Addiction is a powerful word that gets thrown around a lot these days. There's drug addiction and alcohol addiction – we're all familiar with that. There's also sex addiction and gambling addiction.
But can we be addicted to our smartphones? Increasingly psychologists are saying yes we can.
Dr. Ira E. Hyman, Jr., a professor of psychology at Western Washington University, says there's a difference between addiction and dependence. Writing in Psychology Today, Hyman admits to being dependent on his cellphone but not to the extent of not being able to control his use. When you arrive at that point, he writes, you're looking at addiction.
He isn't alone in drawing that conclusion. Experiments have shown that some users, especially young users, will pass up money offered in exchange for waiting to reply to a text message from a friend and instead will reply immediately.
And it's not just texting. Some people will take a call in a crowded restaurant -- even in a movie theater.
"Cell phones have become a necessary part of our daily lives. Still, it is important to remember when to silence or turn them off -- like during meals and while studying or on the Internet," said Courtney Stewart, research associate at the Indiana Prevention Resource Center, an organization originally established to deal with drug addiction. "Too much information can overwhelm our senses and leave us feeling depleted. So put the phone down and spend some time talking with your friends face to face or better yet, take a walk with your friends if you want to connect and get some mood-boosting exercise."
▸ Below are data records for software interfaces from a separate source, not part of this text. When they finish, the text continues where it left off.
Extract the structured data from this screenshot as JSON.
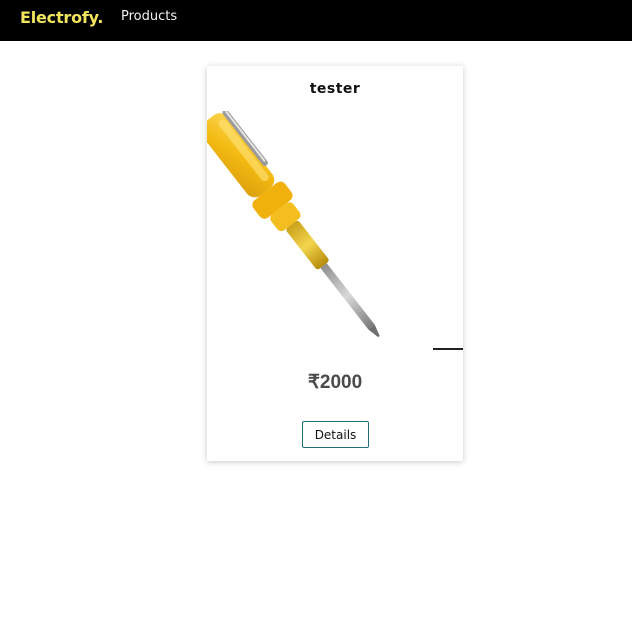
{
  "navbar": {
    "brand": "Electrofy.",
    "links": [
      {
        "label": "Products"
      }
    ]
  },
  "products": [
    {
      "name": "tester",
      "image_icon": "tester-screwdriver-icon",
      "price": "₹2000",
      "button_label": "Details"
    }
  ],
  "colors": {
    "navbar_bg": "#000000",
    "brand": "#f2e55c",
    "nav_link": "#f2f2f2",
    "price": "#4a4a4a",
    "button_border": "#1f6f77",
    "handle_yellow": "#f2b705"
  }
}
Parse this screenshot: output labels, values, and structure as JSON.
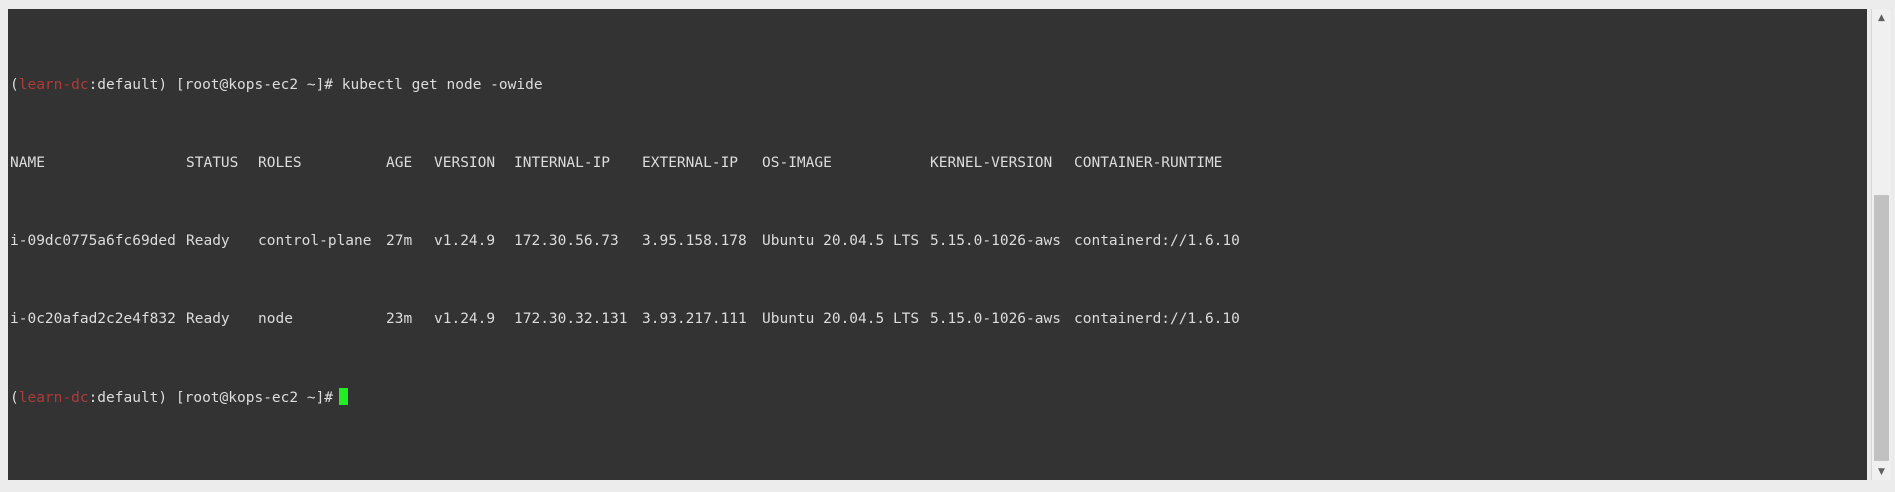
{
  "terminal": {
    "prompt": {
      "open_paren": "(",
      "context": "learn-dc",
      "namespace": ":default",
      "close": ") ",
      "user_host": "[root@kops-ec2 ~]#"
    },
    "command": " kubectl get node -owide",
    "table": {
      "headers": [
        "NAME",
        "STATUS",
        "ROLES",
        "AGE",
        "VERSION",
        "INTERNAL-IP",
        "EXTERNAL-IP",
        "OS-IMAGE",
        "KERNEL-VERSION",
        "CONTAINER-RUNTIME"
      ],
      "rows": [
        [
          "i-09dc0775a6fc69ded",
          "Ready",
          "control-plane",
          "27m",
          "v1.24.9",
          "172.30.56.73",
          "3.95.158.178",
          "Ubuntu 20.04.5 LTS",
          "5.15.0-1026-aws",
          "containerd://1.6.10"
        ],
        [
          "i-0c20afad2c2e4f832",
          "Ready",
          "node",
          "23m",
          "v1.24.9",
          "172.30.32.131",
          "3.93.217.111",
          "Ubuntu 20.04.5 LTS",
          "5.15.0-1026-aws",
          "containerd://1.6.10"
        ]
      ]
    },
    "colors": {
      "background": "#333333",
      "text": "#dcdcdc",
      "context": "#b03a3a",
      "cursor": "#22ee22"
    }
  },
  "scrollbar": {
    "up_icon": "triangle-up-icon",
    "down_icon": "triangle-down-icon"
  }
}
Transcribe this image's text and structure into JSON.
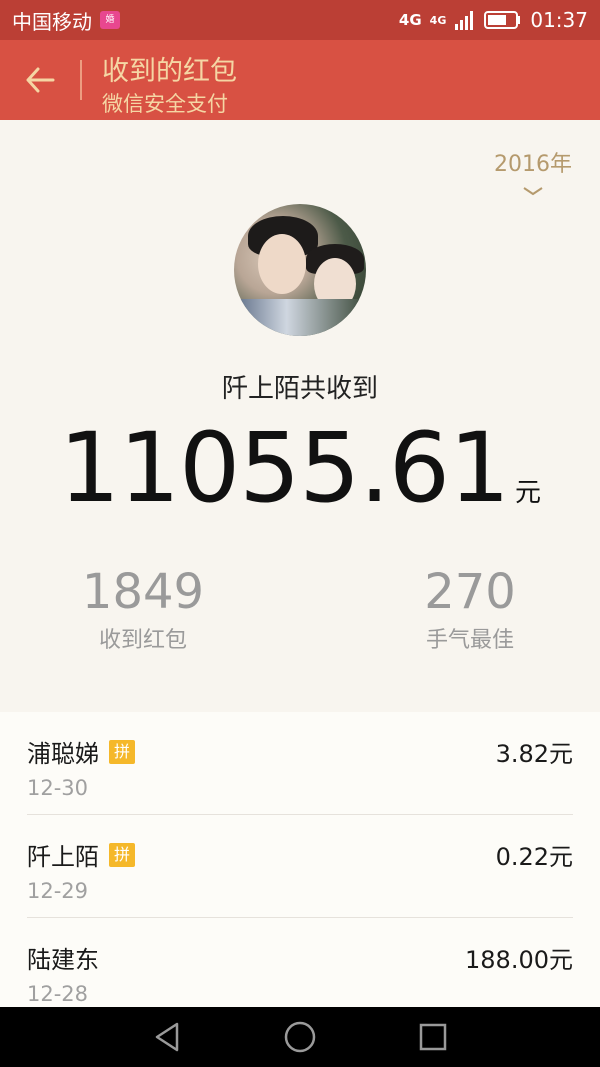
{
  "status_bar": {
    "carrier": "中国移动",
    "carrier_badge": "婚",
    "network_1": "4G",
    "network_2": "4G",
    "time": "01:37"
  },
  "app_bar": {
    "title": "收到的红包",
    "subtitle": "微信安全支付"
  },
  "summary": {
    "year": "2016年",
    "user_label": "阡上陌共收到",
    "total_amount": "11055.61",
    "unit": "元",
    "stats": [
      {
        "value": "1849",
        "label": "收到红包"
      },
      {
        "value": "270",
        "label": "手气最佳"
      }
    ]
  },
  "records": [
    {
      "name": "浦聪娣",
      "badge": "拼",
      "date": "12-30",
      "amount": "3.82元"
    },
    {
      "name": "阡上陌",
      "badge": "拼",
      "date": "12-29",
      "amount": "0.22元"
    },
    {
      "name": "陆建东",
      "badge": "",
      "date": "12-28",
      "amount": "188.00元"
    }
  ],
  "colors": {
    "status_bar": "#bb3f35",
    "app_bar": "#d85143",
    "title_text": "#f5d6a4",
    "background": "#f8f5ef",
    "year_text": "#b59a6d",
    "pin_badge": "#f5b82a"
  },
  "icons": {
    "back": "arrow-left-icon",
    "year_toggle": "chevron-down-icon",
    "nav": [
      "triangle-back-icon",
      "circle-home-icon",
      "square-recents-icon"
    ]
  }
}
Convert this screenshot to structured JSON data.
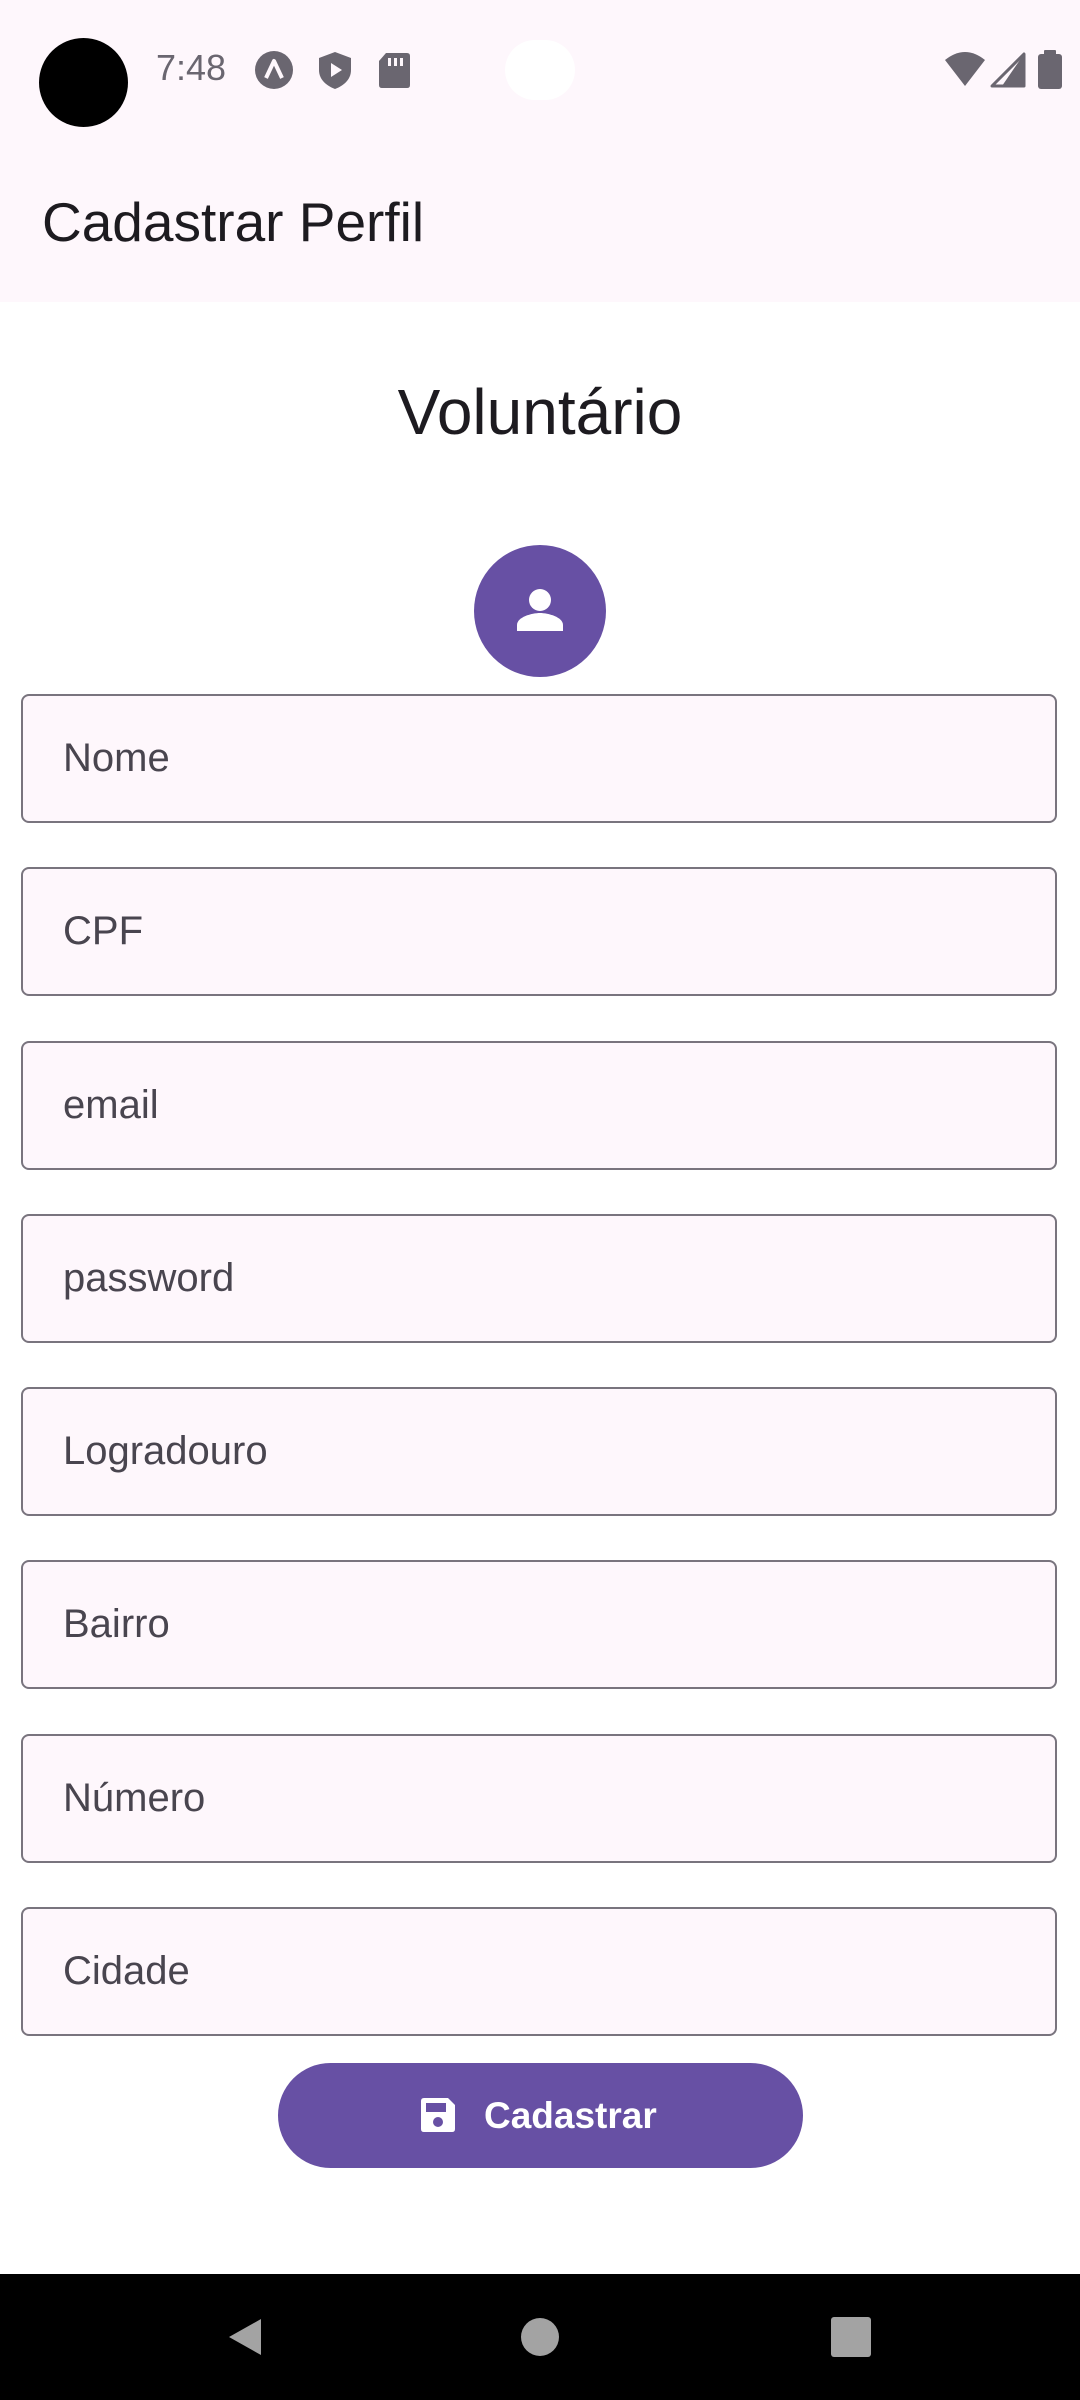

Stewart says cellphone addiction may be hard to identify because, unlike drug and gambling addition, it can be hard to define. Feelings of withdrawal if you don't have your phone, compulsive checking of the phone, and using it to feel good characterize cell phone addiction, she says. And the consequences can be real, just like with other more-recognized additions.
"Students and others could experience the inability to concentrate on the task at hand, be it school work, your job or an important conversation," Stewart said. "School work may suffer, deadlines are not met, and many instructors and employers now ban the use of cell phones while in class or on the job. Failure to comply with these rules can result in declining grades, removal from the classroom and losing your job."
Life and death
It can also be a matter of life and death. Using your mobile device when you should be placing your undivided attention elsewhere can lead to accidents. In 2011, about 1.3 million automobile accidents involved cell phone use, although a recent study calls into question the link between accidents and talking on a cellphone.
There are even some humorous accessories to help cellphone users control their habit. One is a pouch for your phone that blocks the signal – for those who can't bring themselves to turn off their devices. Another is a cage in which you can lock up your phone. Stewart, however, suggests just confronting your cellphone demons.
Her advice? Make a habit of turning off your phone. When you go to a movie, go out to dinner with friends or doing work that requires concentration, turn it off.
If you are unsure if you are really addicted to your phone, you can take this test.